Baldwin became a right-wing, born-again Christian after the 9/11 attacks, and now is the star of Operation Straight Up (OSU), an evangelical entertainment troupe that actively proselytizes among active-duty members of the US military. As an official arm of the Defense Department’s America Supports You program, OSU plans to mail copies of the controversial apocalyptic video game, Left Behind: Eternal Forces to soldiers serving in Iraq. OSU is also scheduled to embark on a “Military Crusade in Iraq” in the near future.
With the endorsement of the Defense Department, OSU is mailing “Freedom Packages” to soldiers serving in Iraq. These are not your grandfather’s care packages, however. Besides pairs of white socks and boxes of baby wipes (included at the apparent suggestion of Iran-Contra felon Oliver North, according to OSU) OSU’s care packages contain the controversial Left Behind: Eternal Forces video game. The game is inspired by Tim LaHaye and Jerry Jenkins’ bestselling pulp fiction series about a blood-soaked Battle of Armageddon pitting born-again Christians against anybody who does not adhere to their particular theology. In LaHaye’s and Jenkins’ books, the non-believers are ultimately condemned to “everlasting punishment” while the evangelicals are “raptured” up to heaven.

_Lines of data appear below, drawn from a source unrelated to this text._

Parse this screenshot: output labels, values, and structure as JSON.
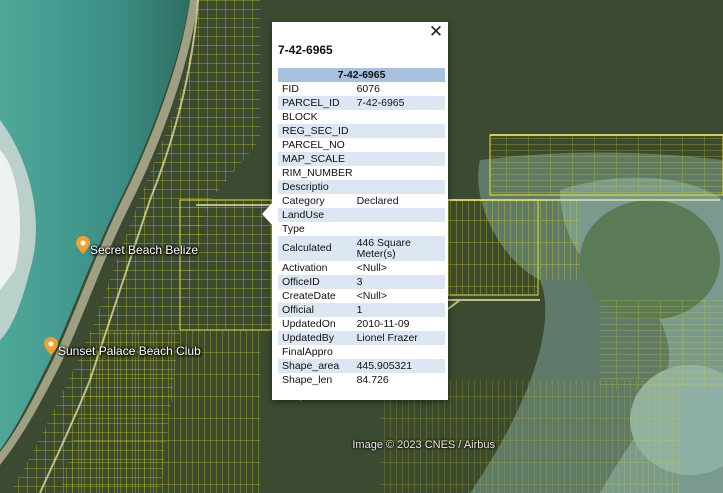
{
  "popup": {
    "title": "7-42-6965",
    "table_header": "7-42-6965",
    "close_icon": "close-icon",
    "rows": [
      {
        "key": "FID",
        "value": "6076"
      },
      {
        "key": "PARCEL_ID",
        "value": "7-42-6965"
      },
      {
        "key": "BLOCK",
        "value": ""
      },
      {
        "key": "REG_SEC_ID",
        "value": ""
      },
      {
        "key": "PARCEL_NO",
        "value": ""
      },
      {
        "key": "MAP_SCALE",
        "value": ""
      },
      {
        "key": "RIM_NUMBER",
        "value": ""
      },
      {
        "key": "Descriptio",
        "value": ""
      },
      {
        "key": "Category",
        "value": "Declared"
      },
      {
        "key": "LandUse",
        "value": ""
      },
      {
        "key": "Type",
        "value": ""
      },
      {
        "key": "Calculated",
        "value": "446 Square Meter(s)"
      },
      {
        "key": "Activation",
        "value": "<Null>"
      },
      {
        "key": "OfficeID",
        "value": "3"
      },
      {
        "key": "CreateDate",
        "value": "<Null>"
      },
      {
        "key": "Official",
        "value": "1"
      },
      {
        "key": "UpdatedOn",
        "value": "2010-11-09"
      },
      {
        "key": "UpdatedBy",
        "value": "Lionel Frazer"
      },
      {
        "key": "FinalAppro",
        "value": ""
      },
      {
        "key": "Shape_area",
        "value": "445.905321"
      },
      {
        "key": "Shape_len",
        "value": "84.726"
      }
    ]
  },
  "places": [
    {
      "name": "Secret Beach Belize",
      "icon": "map-pin-icon"
    },
    {
      "name": "Sunset Palace Beach Club",
      "icon": "map-pin-icon"
    }
  ],
  "credit": "Image © 2023 CNES / Airbus",
  "colors": {
    "parcel_lines": "#e6e62a",
    "pin": "#f0a030",
    "table_header": "#a8c1de",
    "row_alt": "#dde7f3"
  }
}
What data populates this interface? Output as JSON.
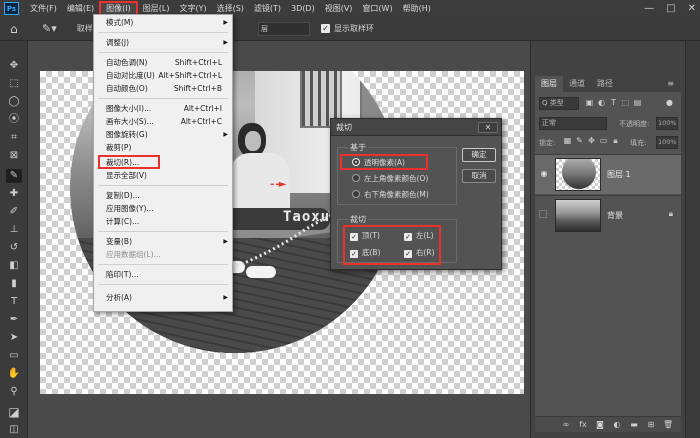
{
  "app": {
    "logo": "Ps"
  },
  "menubar": {
    "items": [
      "文件(F)",
      "编辑(E)",
      "图像(I)",
      "图层(L)",
      "文字(Y)",
      "选择(S)",
      "滤镜(T)",
      "3D(D)",
      "视图(V)",
      "窗口(W)",
      "帮助(H)"
    ],
    "active_index": 2,
    "window_controls": [
      "—",
      "□",
      "✕"
    ]
  },
  "options_bar": {
    "sample_label": "取样大",
    "sample_field_value": "层",
    "show_sampling_ring": "显示取样环"
  },
  "image_menu": {
    "items": [
      {
        "label": "模式(M)",
        "shortcut": "",
        "submenu": true,
        "disabled": false
      },
      {
        "label": "调整(J)",
        "shortcut": "",
        "submenu": true,
        "disabled": false
      },
      {
        "label": "自动色调(N)",
        "shortcut": "Shift+Ctrl+L",
        "submenu": false,
        "disabled": false
      },
      {
        "label": "自动对比度(U)",
        "shortcut": "Alt+Shift+Ctrl+L",
        "submenu": false,
        "disabled": false
      },
      {
        "label": "自动颜色(O)",
        "shortcut": "Shift+Ctrl+B",
        "submenu": false,
        "disabled": false
      },
      {
        "label": "图像大小(I)...",
        "shortcut": "Alt+Ctrl+I",
        "submenu": false,
        "disabled": false
      },
      {
        "label": "画布大小(S)...",
        "shortcut": "Alt+Ctrl+C",
        "submenu": false,
        "disabled": false
      },
      {
        "label": "图像旋转(G)",
        "shortcut": "",
        "submenu": true,
        "disabled": false
      },
      {
        "label": "裁剪(P)",
        "shortcut": "",
        "submenu": false,
        "disabled": false
      },
      {
        "label": "裁切(R)...",
        "shortcut": "",
        "submenu": false,
        "disabled": false
      },
      {
        "label": "显示全部(V)",
        "shortcut": "",
        "submenu": false,
        "disabled": false
      },
      {
        "label": "复制(D)...",
        "shortcut": "",
        "submenu": false,
        "disabled": false
      },
      {
        "label": "应用图像(Y)...",
        "shortcut": "",
        "submenu": false,
        "disabled": false
      },
      {
        "label": "计算(C)...",
        "shortcut": "",
        "submenu": false,
        "disabled": false
      },
      {
        "label": "变量(B)",
        "shortcut": "",
        "submenu": true,
        "disabled": false
      },
      {
        "label": "应用数据组(L)...",
        "shortcut": "",
        "submenu": false,
        "disabled": true
      },
      {
        "label": "陷印(T)...",
        "shortcut": "",
        "submenu": false,
        "disabled": false
      },
      {
        "label": "分析(A)",
        "shortcut": "",
        "submenu": true,
        "disabled": false
      }
    ]
  },
  "watermark": "Taoxuemei.com",
  "crop_dialog": {
    "title": "裁切",
    "close": "✕",
    "based_on_legend": "基于",
    "options": [
      {
        "label": "透明像素(A)",
        "selected": true
      },
      {
        "label": "左上角像素颜色(O)",
        "selected": false
      },
      {
        "label": "右下角像素颜色(M)",
        "selected": false
      }
    ],
    "trim_legend": "裁切",
    "checks": [
      {
        "label": "顶(T)",
        "checked": true
      },
      {
        "label": "左(L)",
        "checked": true
      },
      {
        "label": "底(B)",
        "checked": true
      },
      {
        "label": "右(R)",
        "checked": true
      }
    ],
    "ok": "确定",
    "cancel": "取消"
  },
  "layers_panel": {
    "tabs": [
      "图层",
      "通道",
      "路径"
    ],
    "active_tab": 0,
    "kind_filter": "Q 类型",
    "blend_mode": "正常",
    "opacity_label": "不透明度:",
    "opacity_value": "100%",
    "lock_label": "锁定:",
    "fill_label": "填充:",
    "fill_value": "100%",
    "layers": [
      {
        "name": "图层 1",
        "selected": true,
        "visible": true,
        "locked": false
      },
      {
        "name": "背景",
        "selected": false,
        "visible": false,
        "locked": true
      }
    ]
  },
  "colors": {
    "highlight": "#e8322e",
    "app_bg": "#535353"
  }
}
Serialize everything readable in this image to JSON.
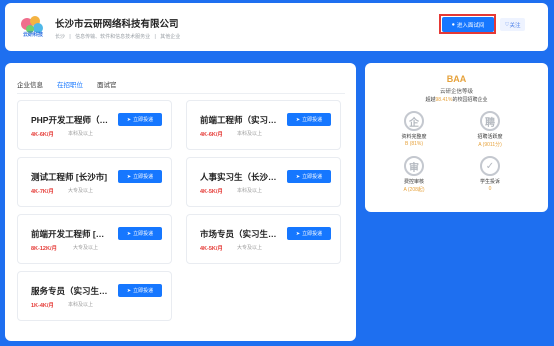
{
  "header": {
    "logo_text": "云研科技",
    "company_name": "长沙市云研网络科技有限公司",
    "tags": [
      "长沙",
      "|",
      "信息传输、软件和信息技术服务业",
      "|",
      "其他企业"
    ],
    "enter_button": "进入面试间",
    "follow_button": "关注"
  },
  "tabs": [
    {
      "label": "企业信息",
      "active": false
    },
    {
      "label": "在招职位",
      "active": true
    },
    {
      "label": "面试官",
      "active": false
    }
  ],
  "jobs": [
    {
      "title": "PHP开发工程师（实...",
      "salary": "4K-6K/月",
      "edu": "本科及以上",
      "button": "立即投递"
    },
    {
      "title": "前端工程师（实习生...",
      "salary": "4K-6K/月",
      "edu": "本科及以上",
      "button": "立即投递"
    },
    {
      "title": "测试工程师 [长沙市]",
      "salary": "4K-7K/月",
      "edu": "大专及以上",
      "button": "立即投递"
    },
    {
      "title": "人事实习生（长沙）[...",
      "salary": "4K-5K/月",
      "edu": "本科及以上",
      "button": "立即投递"
    },
    {
      "title": "前端开发工程师 [长沙...",
      "salary": "8K-12K/月",
      "edu": "大专及以上",
      "button": "立即投递"
    },
    {
      "title": "市场专员（实习生）...",
      "salary": "4K-5K/月",
      "edu": "大专及以上",
      "button": "立即投递"
    },
    {
      "title": "服务专员（实习生）[...",
      "salary": "1K-4K/月",
      "edu": "本科及以上",
      "button": "立即投递"
    }
  ],
  "side": {
    "grade": "BAA",
    "grade_sub": "云研企信等级",
    "grade_desc_pre": "超越",
    "grade_desc_pct": "98.41%",
    "grade_desc_post": "的校园招聘企业",
    "metrics": [
      {
        "icon": "企",
        "label": "资料完整度",
        "value": "B (81%)"
      },
      {
        "icon": "聘",
        "label": "招聘活跃度",
        "value": "A (9011分)"
      },
      {
        "icon": "审",
        "label": "费控审核",
        "value": "A (208起)"
      },
      {
        "icon": "✓",
        "label": "学生投诉",
        "value": "0"
      }
    ]
  },
  "colors": {
    "accent": "#1677ff",
    "salary": "#e53935",
    "grade": "#e6a23c",
    "background": "#1e6ff0"
  }
}
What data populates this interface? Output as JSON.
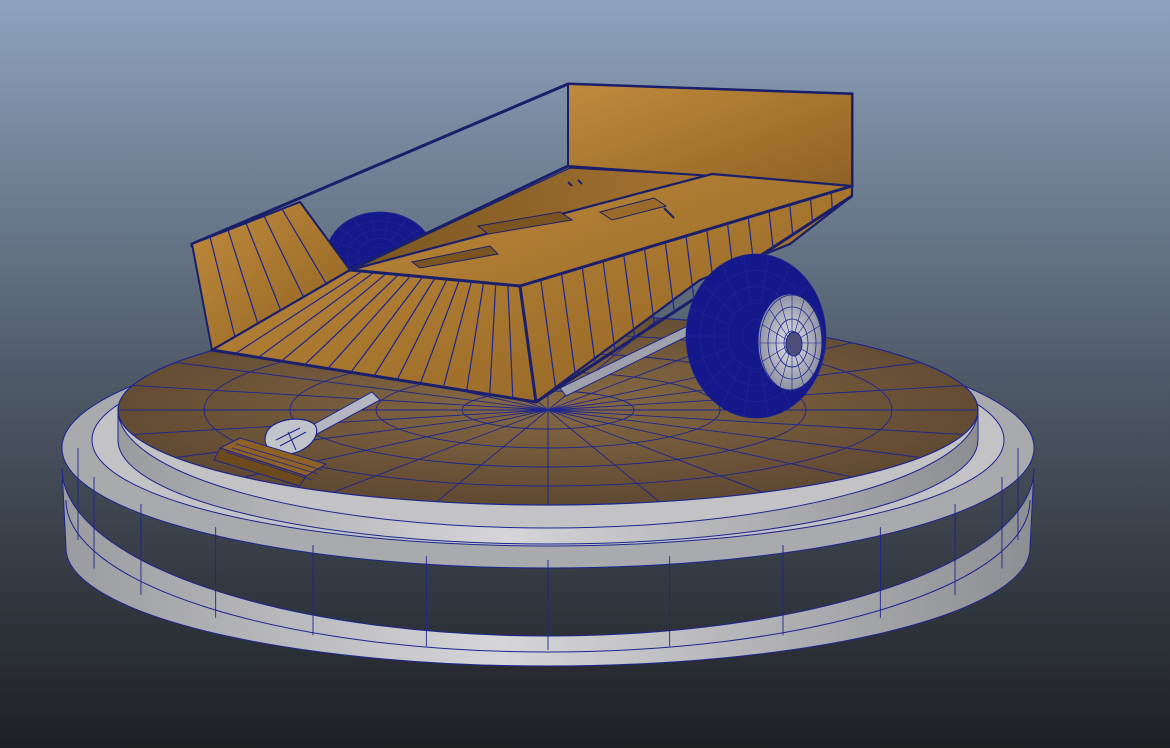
{
  "viewport": {
    "kind": "3d-modeling-viewport",
    "display_mode": "wireframe-on-shaded",
    "background_top": "#8ea3bd",
    "background_bottom": "#1e2024"
  },
  "scene": {
    "model": "two-wheel-cart",
    "pedestal": {
      "top_color": "#6f5839",
      "side_color": "#c9c9cb",
      "radial_segments": 24,
      "ring_count": 5
    },
    "cart": {
      "wood_color": "#b07f37",
      "wood_dark": "#8a5f24",
      "frame_color": "#1a1f6b"
    },
    "wheels": {
      "tire_color": "#15188a",
      "rim_color": "#b5b7c2",
      "count": 2
    },
    "wire_color": "#1c2590",
    "tow_bar_color": "#b3b6c0"
  }
}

The Left Behind videogame is a real-time strategy game that makes players commanders of a virtual evangelical army in a post-apocalyptic landscape that looks strikingly like New York City after 9/11. With tanks, helicopters and a fearsome arsenal of automatic weapons at their disposal, Left Behind players wage a violent war against United Nations-like peacekeepers who, according to LaHaye’s interpretation of Revelation, represent the armies of the Antichrist. Each time a Left Behind player kills a UN soldier, their virtual character exclaims, “Praise the Lord!” To win the game, players must kill or convert all the non-believers left behind after the rapture. They also have the option of reversing roles and commanding the forces of the Antichrist. (Video preview here).
Producers of the Left Behind videogame were faced with a storm of controversy after Christian blogger Jonathan Hutson exposed its eliminationist overtones in a series of posts on the website Talk2Action. Statements by the Anti-Defamation League, the Conference on American Islamic Relations, the Christian Alliance for Progress, and others condemned the game and demanded that Walmart pull it from its shelves. Even Marvin Olasky, the evangelical publisher, intellectual author of “compassionate conservatism,” and a force behind the George W. Bush Administration’s White House Office of Faith-Based and Community Initiatives," denounced the Left Behind videogame. In a blog post on the website of his World Magazine, Olasky described the game’s content as akin to “the way homicidal Muslims think.” As a result of the fallout, Left Behind Games fired its senior VP and released three board members.
This controversy has not deterred OSU from encouraging US troops to play virtual rounds of kill or convert after a hard day of house-to-house searches and counterinsurgency warfare against Iraqi insurgents. What’s more, OSU’s “Freedom Packages” include a copy of evangelical pastor Jonathan McDowell’s More Than A Carpenter – a book advertised as “one of the most powerful evangelism tools worldwide” – that is double-published in Arabic. Considering that only a handful of American troops speak Arabic, the book is ostensibly intended for proselytizing efforts among Iraqi civilians.